[Start of section]

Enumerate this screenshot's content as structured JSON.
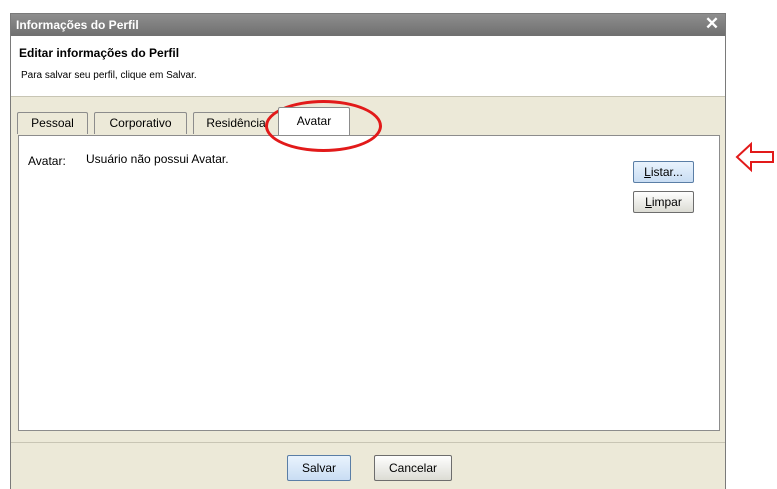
{
  "window": {
    "title": "Informações do Perfil",
    "close_glyph": "✕"
  },
  "header": {
    "title": "Editar informações do Perfil",
    "subtitle": "Para salvar seu perfil, clique em Salvar."
  },
  "tabs": [
    {
      "label": "Pessoal",
      "active": false
    },
    {
      "label": "Corporativo",
      "active": false
    },
    {
      "label": "Residência",
      "active": false
    },
    {
      "label": "Avatar",
      "active": true
    }
  ],
  "avatar_panel": {
    "label": "Avatar:",
    "status": "Usuário não possui Avatar.",
    "list_button": {
      "mnemonic": "L",
      "rest": "istar..."
    },
    "clear_button": {
      "mnemonic": "L",
      "rest": "impar"
    }
  },
  "footer": {
    "save_label": "Salvar",
    "cancel_label": "Cancelar"
  },
  "annotations": {
    "highlight_color": "#e21a1a",
    "arrow_icon": "left-arrow-outline-icon"
  }
}
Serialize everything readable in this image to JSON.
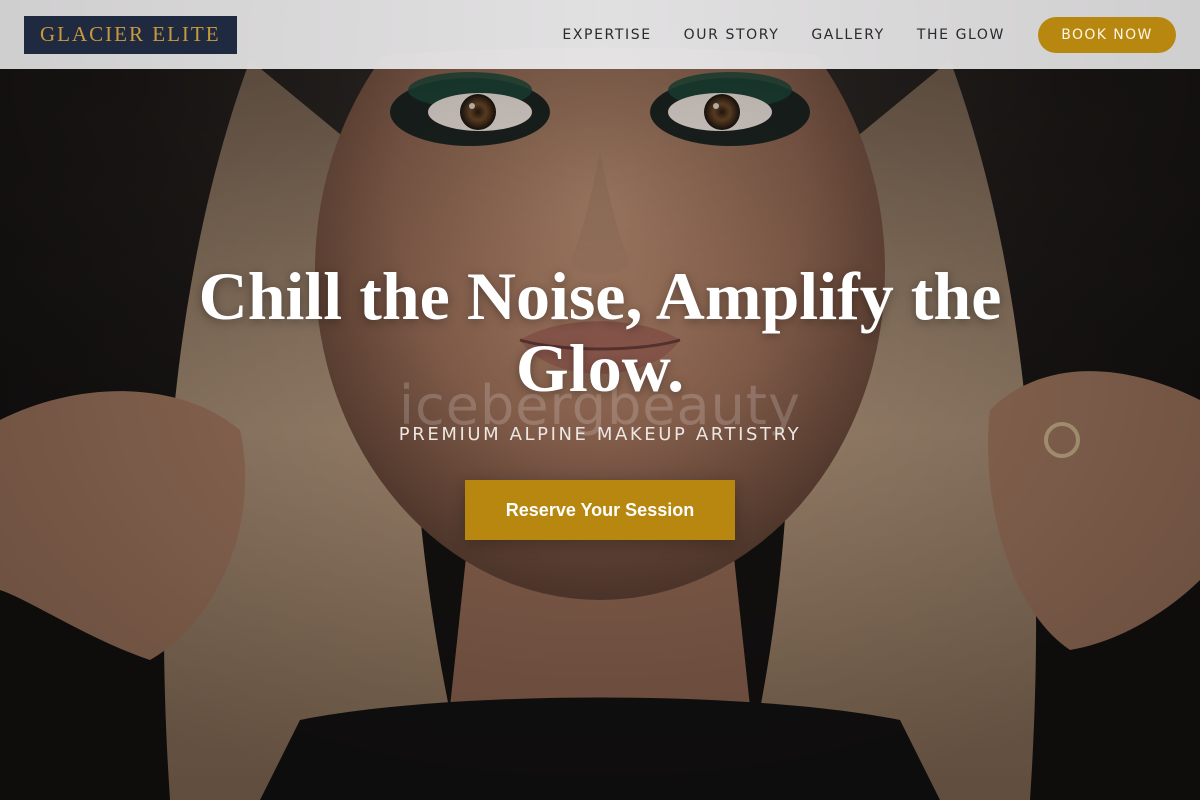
{
  "brand": {
    "logo_text": "GLACIER ELITE"
  },
  "nav": {
    "items": [
      {
        "label": "EXPERTISE"
      },
      {
        "label": "OUR STORY"
      },
      {
        "label": "GALLERY"
      },
      {
        "label": "THE GLOW"
      }
    ],
    "book_label": "BOOK NOW"
  },
  "hero": {
    "title_line1": "Chill the Noise, Amplify the",
    "title_line2": "Glow.",
    "watermark": "icebergbeauty",
    "subtitle": "PREMIUM ALPINE MAKEUP ARTISTRY",
    "cta_label": "Reserve Your Session",
    "image_subject": "portrait-photo"
  },
  "colors": {
    "accent_gold": "#b8870f",
    "logo_bg": "#1f2a40",
    "logo_text": "#c9993a",
    "header_bg": "#e3e2e3",
    "title_text": "#ffffff"
  }
}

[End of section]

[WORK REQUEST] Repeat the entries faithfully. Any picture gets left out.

[TASK OUTPUT]
Enumerate this screenshot's content as structured JSON.
{
  "window": {
    "title": "Informações do Perfil",
    "close_glyph": "✕"
  },
  "header": {
    "title": "Editar informações do Perfil",
    "subtitle": "Para salvar seu perfil, clique em Salvar."
  },
  "tabs": [
    {
      "label": "Pessoal",
      "active": false
    },
    {
      "label": "Corporativo",
      "active": false
    },
    {
      "label": "Residência",
      "active": false
    },
    {
      "label": "Avatar",
      "active": true
    }
  ],
  "avatar_panel": {
    "label": "Avatar:",
    "status": "Usuário não possui Avatar.",
    "list_button": {
      "mnemonic": "L",
      "rest": "istar..."
    },
    "clear_button": {
      "mnemonic": "L",
      "rest": "impar"
    }
  },
  "footer": {
    "save_label": "Salvar",
    "cancel_label": "Cancelar"
  },
  "annotations": {
    "highlight_color": "#e21a1a",
    "arrow_icon": "left-arrow-outline-icon"
  }
}
Serialize everything readable in this image to JSON.
{
  "brand": {
    "logo_text": "GLACIER ELITE"
  },
  "nav": {
    "items": [
      {
        "label": "EXPERTISE"
      },
      {
        "label": "OUR STORY"
      },
      {
        "label": "GALLERY"
      },
      {
        "label": "THE GLOW"
      }
    ],
    "book_label": "BOOK NOW"
  },
  "hero": {
    "title_line1": "Chill the Noise, Amplify the",
    "title_line2": "Glow.",
    "watermark": "icebergbeauty",
    "subtitle": "PREMIUM ALPINE MAKEUP ARTISTRY",
    "cta_label": "Reserve Your Session",
    "image_subject": "portrait-photo"
  },
  "colors": {
    "accent_gold": "#b8870f",
    "logo_bg": "#1f2a40",
    "logo_text": "#c9993a",
    "header_bg": "#e3e2e3",
    "title_text": "#ffffff"
  }
}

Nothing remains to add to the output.